------ Record extracts ------

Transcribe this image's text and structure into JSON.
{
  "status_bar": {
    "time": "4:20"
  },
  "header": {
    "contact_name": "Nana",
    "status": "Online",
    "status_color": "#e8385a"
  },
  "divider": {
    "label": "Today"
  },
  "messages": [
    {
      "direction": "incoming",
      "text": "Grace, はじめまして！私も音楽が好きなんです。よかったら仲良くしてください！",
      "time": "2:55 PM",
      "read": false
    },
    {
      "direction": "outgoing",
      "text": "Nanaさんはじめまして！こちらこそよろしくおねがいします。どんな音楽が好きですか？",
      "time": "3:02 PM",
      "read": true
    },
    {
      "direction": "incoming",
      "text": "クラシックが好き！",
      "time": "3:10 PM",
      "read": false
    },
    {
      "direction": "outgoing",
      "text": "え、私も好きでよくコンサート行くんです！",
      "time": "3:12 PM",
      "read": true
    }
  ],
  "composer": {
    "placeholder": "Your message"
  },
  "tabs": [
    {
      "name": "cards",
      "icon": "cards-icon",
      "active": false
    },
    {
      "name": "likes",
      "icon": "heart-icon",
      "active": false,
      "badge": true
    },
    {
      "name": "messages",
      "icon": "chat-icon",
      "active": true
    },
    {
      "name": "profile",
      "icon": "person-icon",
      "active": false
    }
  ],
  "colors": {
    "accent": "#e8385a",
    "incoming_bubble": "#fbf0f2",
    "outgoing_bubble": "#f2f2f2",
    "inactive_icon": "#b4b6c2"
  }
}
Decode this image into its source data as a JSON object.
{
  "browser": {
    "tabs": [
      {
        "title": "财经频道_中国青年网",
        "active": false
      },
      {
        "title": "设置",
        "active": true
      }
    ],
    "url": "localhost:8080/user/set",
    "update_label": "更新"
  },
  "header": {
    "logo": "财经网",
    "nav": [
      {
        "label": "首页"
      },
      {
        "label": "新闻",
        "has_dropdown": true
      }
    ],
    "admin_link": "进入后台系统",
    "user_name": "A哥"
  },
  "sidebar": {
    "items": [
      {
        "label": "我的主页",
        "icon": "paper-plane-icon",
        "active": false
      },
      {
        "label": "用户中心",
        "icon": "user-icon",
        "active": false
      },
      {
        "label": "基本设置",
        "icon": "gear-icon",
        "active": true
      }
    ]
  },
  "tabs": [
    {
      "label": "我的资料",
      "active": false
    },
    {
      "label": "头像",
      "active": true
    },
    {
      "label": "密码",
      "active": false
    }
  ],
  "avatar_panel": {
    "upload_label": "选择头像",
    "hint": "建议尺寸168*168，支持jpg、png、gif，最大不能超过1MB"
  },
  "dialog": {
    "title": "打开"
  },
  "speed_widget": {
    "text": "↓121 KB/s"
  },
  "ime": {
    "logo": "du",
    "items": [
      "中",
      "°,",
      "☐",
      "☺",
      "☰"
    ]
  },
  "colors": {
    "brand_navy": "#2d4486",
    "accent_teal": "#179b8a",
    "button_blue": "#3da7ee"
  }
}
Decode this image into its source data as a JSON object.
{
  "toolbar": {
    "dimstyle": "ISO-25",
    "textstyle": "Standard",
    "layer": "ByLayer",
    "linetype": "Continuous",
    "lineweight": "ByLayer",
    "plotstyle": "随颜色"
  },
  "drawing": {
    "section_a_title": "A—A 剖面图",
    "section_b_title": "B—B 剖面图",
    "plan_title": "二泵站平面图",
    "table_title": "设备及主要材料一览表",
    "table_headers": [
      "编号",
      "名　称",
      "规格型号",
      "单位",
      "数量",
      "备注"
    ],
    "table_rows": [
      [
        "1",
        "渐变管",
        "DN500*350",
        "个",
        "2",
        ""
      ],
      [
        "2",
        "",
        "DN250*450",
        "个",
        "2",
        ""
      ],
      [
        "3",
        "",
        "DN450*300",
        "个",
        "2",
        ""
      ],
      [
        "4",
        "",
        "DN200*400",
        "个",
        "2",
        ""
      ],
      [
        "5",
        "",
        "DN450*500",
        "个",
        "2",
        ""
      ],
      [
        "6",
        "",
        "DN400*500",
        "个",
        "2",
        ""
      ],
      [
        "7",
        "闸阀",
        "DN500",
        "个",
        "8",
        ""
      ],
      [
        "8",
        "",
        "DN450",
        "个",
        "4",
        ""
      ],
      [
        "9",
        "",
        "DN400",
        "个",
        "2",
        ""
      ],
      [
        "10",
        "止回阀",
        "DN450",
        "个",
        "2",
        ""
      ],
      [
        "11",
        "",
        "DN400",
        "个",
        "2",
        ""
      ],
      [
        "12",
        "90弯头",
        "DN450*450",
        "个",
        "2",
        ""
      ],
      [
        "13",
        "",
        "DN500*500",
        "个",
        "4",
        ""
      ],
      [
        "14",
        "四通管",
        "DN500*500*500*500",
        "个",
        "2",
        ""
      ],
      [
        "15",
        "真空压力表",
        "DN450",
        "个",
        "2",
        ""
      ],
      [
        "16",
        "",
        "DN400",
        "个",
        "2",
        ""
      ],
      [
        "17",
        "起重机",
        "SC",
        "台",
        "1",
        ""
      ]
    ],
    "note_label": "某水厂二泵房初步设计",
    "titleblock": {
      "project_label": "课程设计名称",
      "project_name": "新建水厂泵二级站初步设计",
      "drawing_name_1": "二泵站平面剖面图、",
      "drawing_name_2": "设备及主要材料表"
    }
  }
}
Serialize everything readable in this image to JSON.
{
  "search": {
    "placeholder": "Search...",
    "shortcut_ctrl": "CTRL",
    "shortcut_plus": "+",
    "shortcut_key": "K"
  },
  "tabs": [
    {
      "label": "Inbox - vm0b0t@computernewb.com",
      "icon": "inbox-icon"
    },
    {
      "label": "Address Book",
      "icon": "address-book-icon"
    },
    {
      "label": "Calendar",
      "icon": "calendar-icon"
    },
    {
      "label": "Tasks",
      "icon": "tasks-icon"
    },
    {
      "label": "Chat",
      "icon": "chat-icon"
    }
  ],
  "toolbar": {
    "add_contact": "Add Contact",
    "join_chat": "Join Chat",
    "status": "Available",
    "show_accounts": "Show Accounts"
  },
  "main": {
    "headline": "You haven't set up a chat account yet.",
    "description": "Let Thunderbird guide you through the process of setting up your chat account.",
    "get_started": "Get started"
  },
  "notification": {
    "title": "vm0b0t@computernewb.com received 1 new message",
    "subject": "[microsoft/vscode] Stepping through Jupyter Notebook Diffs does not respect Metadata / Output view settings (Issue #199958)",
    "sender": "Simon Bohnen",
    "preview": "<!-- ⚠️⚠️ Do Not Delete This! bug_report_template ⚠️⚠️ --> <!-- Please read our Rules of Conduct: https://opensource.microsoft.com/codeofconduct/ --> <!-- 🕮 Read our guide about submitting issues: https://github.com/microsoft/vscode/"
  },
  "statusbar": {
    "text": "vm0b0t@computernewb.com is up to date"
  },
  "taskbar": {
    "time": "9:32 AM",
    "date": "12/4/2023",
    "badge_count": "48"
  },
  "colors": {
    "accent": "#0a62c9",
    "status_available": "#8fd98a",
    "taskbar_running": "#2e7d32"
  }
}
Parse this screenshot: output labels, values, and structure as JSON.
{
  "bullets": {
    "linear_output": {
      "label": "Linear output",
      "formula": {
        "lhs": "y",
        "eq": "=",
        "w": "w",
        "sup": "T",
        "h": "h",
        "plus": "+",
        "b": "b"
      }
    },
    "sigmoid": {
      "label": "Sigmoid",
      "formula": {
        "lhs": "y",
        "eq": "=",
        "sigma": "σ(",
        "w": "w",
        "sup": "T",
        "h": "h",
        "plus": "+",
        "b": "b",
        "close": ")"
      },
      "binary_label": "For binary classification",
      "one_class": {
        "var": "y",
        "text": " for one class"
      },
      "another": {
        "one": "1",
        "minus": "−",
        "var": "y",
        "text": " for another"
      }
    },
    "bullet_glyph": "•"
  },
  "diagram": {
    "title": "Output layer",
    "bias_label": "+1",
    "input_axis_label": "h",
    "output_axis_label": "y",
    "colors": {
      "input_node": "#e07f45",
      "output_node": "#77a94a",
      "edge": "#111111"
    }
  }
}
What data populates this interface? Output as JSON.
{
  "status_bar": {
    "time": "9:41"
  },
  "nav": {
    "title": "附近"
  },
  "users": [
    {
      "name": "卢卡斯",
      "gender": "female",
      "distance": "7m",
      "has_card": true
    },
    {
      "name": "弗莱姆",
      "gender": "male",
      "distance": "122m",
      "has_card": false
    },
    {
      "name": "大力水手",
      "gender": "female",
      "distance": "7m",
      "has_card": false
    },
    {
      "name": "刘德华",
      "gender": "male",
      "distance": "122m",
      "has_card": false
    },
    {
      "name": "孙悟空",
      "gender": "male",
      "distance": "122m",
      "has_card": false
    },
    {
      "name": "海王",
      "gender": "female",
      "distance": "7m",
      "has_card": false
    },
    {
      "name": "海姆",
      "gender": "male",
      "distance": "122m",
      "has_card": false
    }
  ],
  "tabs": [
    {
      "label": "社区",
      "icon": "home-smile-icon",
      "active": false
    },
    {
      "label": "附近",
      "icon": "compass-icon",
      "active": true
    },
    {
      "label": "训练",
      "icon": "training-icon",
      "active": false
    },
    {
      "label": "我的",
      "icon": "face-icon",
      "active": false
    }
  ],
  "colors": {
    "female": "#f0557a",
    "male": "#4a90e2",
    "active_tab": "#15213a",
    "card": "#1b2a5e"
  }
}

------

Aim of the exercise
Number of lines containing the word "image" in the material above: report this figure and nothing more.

Completed exercise
4